Baseball is still in the embryonic stage, although the success of Scott, Ngoepe and others is helping.

"Baseball down there is very tiny, very little thing," Scott said. "It's kind of a recreational thing for guys on Sunday. Slowly MLB has started getting scouts down there to see the guys, and we have played in the World Baseball Classic. Like any sport, you have to kind of grow up in it with the tradition and culture. Since we have soccer and rugby, it's kind of hard to grow the culture of baseball. We don't have the facilities.

"I played every other sport I could -- rugby, soccer, cricket -- everything you could think of, and baseball as well. Whenever I could find the time, I found some sport I could play. Baseball started taking over as I got older and I got better."

Not cricket? No chance of being a bowler or a wicket-keeper?

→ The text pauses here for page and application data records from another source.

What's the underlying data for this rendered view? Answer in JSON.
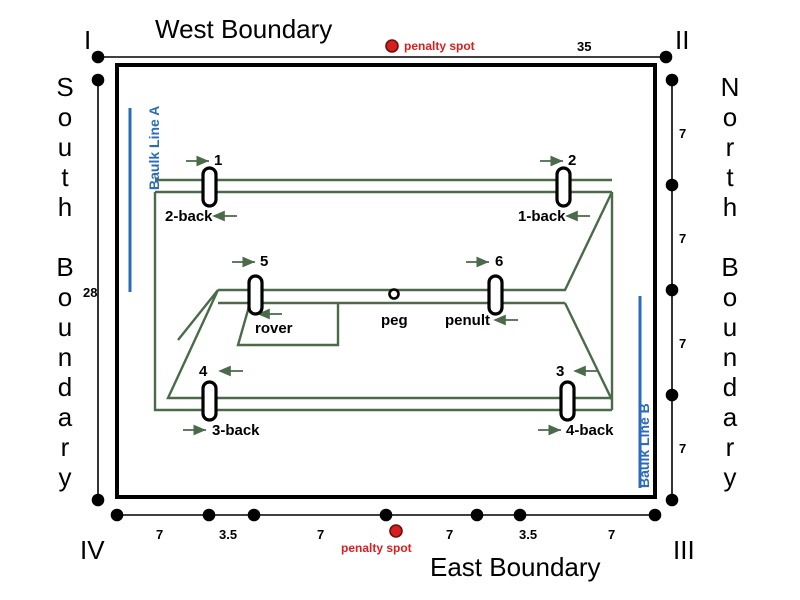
{
  "diagram": {
    "kind": "croquet-court-layout",
    "colors": {
      "boundary": "#000000",
      "court_path": "#4a6a4a",
      "baulk_line": "#2b6cb8",
      "penalty_spot": "#d62020",
      "dimension": "#000000"
    }
  },
  "boundaries": {
    "west": "West Boundary",
    "south": "South Boundary",
    "north": "North Boundary",
    "east": "East Boundary"
  },
  "corners": {
    "i": "I",
    "ii": "II",
    "iii": "III",
    "iv": "IV"
  },
  "dimensions": {
    "top_total": "35",
    "left_total": "28",
    "right_segments": [
      "7",
      "7",
      "7",
      "7"
    ],
    "bottom_segments": [
      "7",
      "3.5",
      "7",
      "7",
      "3.5",
      "7"
    ]
  },
  "penalty_spots": {
    "top_label": "penalty spot",
    "bottom_label": "penalty spot"
  },
  "baulk_lines": {
    "a": "Baulk Line A",
    "b": "Baulk Line B"
  },
  "hoops": [
    {
      "number": "1",
      "back_label": "2-back",
      "num_arrow": "right",
      "back_arrow": "left"
    },
    {
      "number": "2",
      "back_label": "1-back",
      "num_arrow": "right",
      "back_arrow": "left"
    },
    {
      "number": "5",
      "back_label": "rover",
      "num_arrow": "right",
      "back_arrow": "left"
    },
    {
      "number": "6",
      "back_label": "penult",
      "num_arrow": "right",
      "back_arrow": "left"
    },
    {
      "number": "4",
      "back_label": "3-back",
      "num_arrow": "left",
      "back_arrow": "right"
    },
    {
      "number": "3",
      "back_label": "4-back",
      "num_arrow": "left",
      "back_arrow": "right"
    }
  ],
  "peg": {
    "label": "peg"
  }
}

"Cricket is a lot different," Scott said. "I was never really that good at cricket. I don't have the arm slot for cricket, so that kind of fell away. I'm still into rugby and soccer, but baseball took over."

Once Scott got serious about baseball, he and his parents -- Rodney and Karen -- packed up and moved to the United States. His two sisters stayed behind in South Africa and the parents rotated between hemispheres. The Scotts picked the Phoenix area and Tayler went to Notre Dame Prep High School in Scottsdale.

"We decided if I was going to do this, I was going to have to move to America," Scott said. "We looked at Arizona, found a school, the next day we each packed a bag and left. My father has his own business, occupational health and safety. It's got to the point where he can run it without being there. We were very fortunate that he had that job and he was able to pack up and come with me and pursue my dream."

It is not easy leaving a country you love and a comfortable home in the Roodepoort section of the greater Johannesburg metropolitan area.

"South Africa a very beautiful place," Scott said. "The landscape of South Africa is beautiful. I'm kind of out north in the grassland. If you drive an hour and a half away you'll be in the wilds with the animals. Everywhere you go in South Africa is going to be beautiful. You want mountains, there are fantastic mountains. Cape Town is beautiful place on the beach."

Scott played in high school and went to as many baseball camps as possible. One was run by former Rangers pitching coach Tom House. The work paid off because he was drafted by the Cubs in the fifth round of the 2011 MLB Draft.

He was released by the Cubs at the end of Spring Training in 2016, but stayed after his dream. He pitched 17 games for the Sioux City Explorers in the independent American Association, and a 1.88 ERA earned him a Minor League contract with the Brewers. He signed on July 6, 2016, and was traded to the Rangers last summer in a deal for reliever Jeremy Jeffress.

Now he is in big league camp as a non-roster invitee, hoping to earn a spot in the bullpen.

"It's a situation like any other," Scott said. "Just trying to make the team or try to help any way I can if I get called up. With the trade, they showed a lot of interest in me, so they obviously have a plan for me."

The race to be the first South African pitcher in the Major Leagues continues.

T.R. Sullivan has covered the Rangers since 1989, and for MLB.com since 2006. Follow him on Twitter @Sullivan_Ranger and listen to his podcast.

Texas Rangers, Tayler Scott